One of Syria’s most prominent rebel leaders has died from his wounds after an air strike by government forces, dealing another blow to fighters reeling from a series of recent battlefield losses.
The death of Abdul-Qadir Saleh, founder of the Tawhid Brigade, followed advances by president Bashar al-Assad’s troops against rebels on two key fronts – the capture of a string of opposition-held suburbs south of Damascus and the taking of two towns and a military base outside the northern city of Aleppo.
An ongoing offensive meanwhile is driving hundreds of refugees into neighbouring Lebanon, as government forces seek to dislodge rebels from a mountainous area that stretches north of the Syrian capital. A total of around 6,000 have crossed to a Lebanese border town over the past three days, the UN says.
The Tawhid Brigade is one of Syria’s best known and powerful rebel groups, with an estimated 10,000 fighters, and is particularly strong in Aleppo province. Under Mr Saleh’s command, the group last year spearheaded a rebel push that seized large sections of the provincial capital Aleppo.
Last Thursday night, a government air strike hit its command post in Aleppo province, according to local activists and the UK-based Syrian Observatory for Human Rights. The 34-year-old Mr Saleh was severely wounded and later died in a hospital in Turkey, according to a brigade spokesmen who goes by the name of Akram al-Halaby.
Mr Saleh was buried in his hometown of Marea in Aleppo province. The brigade’s political chief, Abdul-Aziz Salameh, who was lightly wounded in Thursday’s attack, was appointed to succeed Mr Saleh, he said.

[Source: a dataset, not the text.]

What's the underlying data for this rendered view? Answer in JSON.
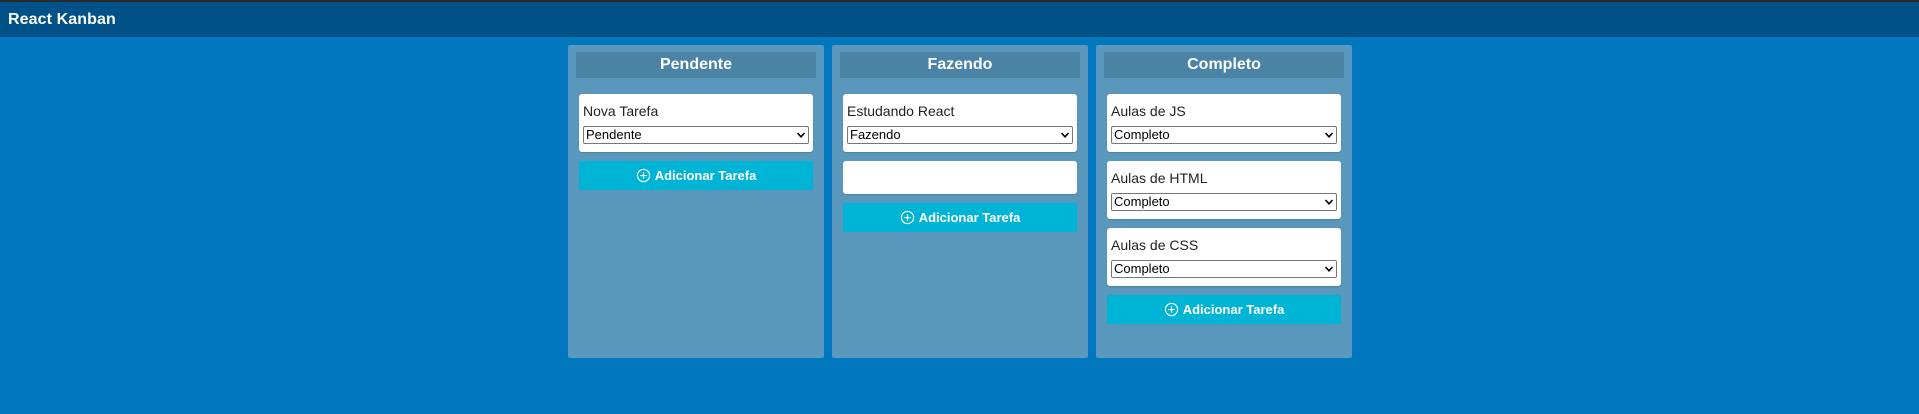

Mr Salameh himself announced Mr Saleh’s death in a video uploaded to YouTube.
“Our martyrs are in heaven and yours are in hell,” he said, addressing Mr Assad’s forces.
The Tawhid Brigade was once part of the mainstream Free Syrian Army, considered to be the military wing of Syria’s exiled Western-backed opposition. But in September, the brigade broke away and later formed the Islamic Authority, a coalition of Islamic rebel groups, including one linked to al-Qaeda.
Mr Saleh’s trajectory reflected that of many ordinary Syrians who joined the armed uprising against Mr Assad’s rule. He was a married merchant who took part in peaceful demonstrations that began in March 2011. After a violent crackdown by security forces, Syria’s conflict became an armed uprising and Mr Saleh turned to guns. He founded the Tawhid – or Monotheism – Brigade some ten days before rebels overran and seized parts of Aleppo, Mr al-Halaby said.
A video uploaded to social media networks in 2012 shows Mr Saleh speaking as a bomb or shell hits near a building in Aleppo, causing him to briefly flinch. His comrades call on him to rush inside for protection, but he stands outside, saying: “Nobody dies until God gives him his life, and his date of death.”
In an interview with the Opposition Orient Television from a battlefield in eastern Aleppo last week, Mr Saleh said: “We will not let Iran and Hezbollah advance except on our dead bodies.”
His death was the latest setback for the rebels.
Elsewhere in Syria, they are on the defensive in a high-stakes battle for Qalamoun, a mountainous area that stretches north of the Syrian capital along the Lebanese border.
It appears to be part of a long-anticipated government offensive aimed at cutting supply routes to rebel-held areas around Damascus, and cementing Assad’s hold on a key corridor from the capital to the coast.
The fighting has centred around the town of Qara lying on the main road leading from Damascus to the central city of Homs.
Anti-government activists said clashes were still ongoing yesterday, with Syrian forces firing rockets toward the town.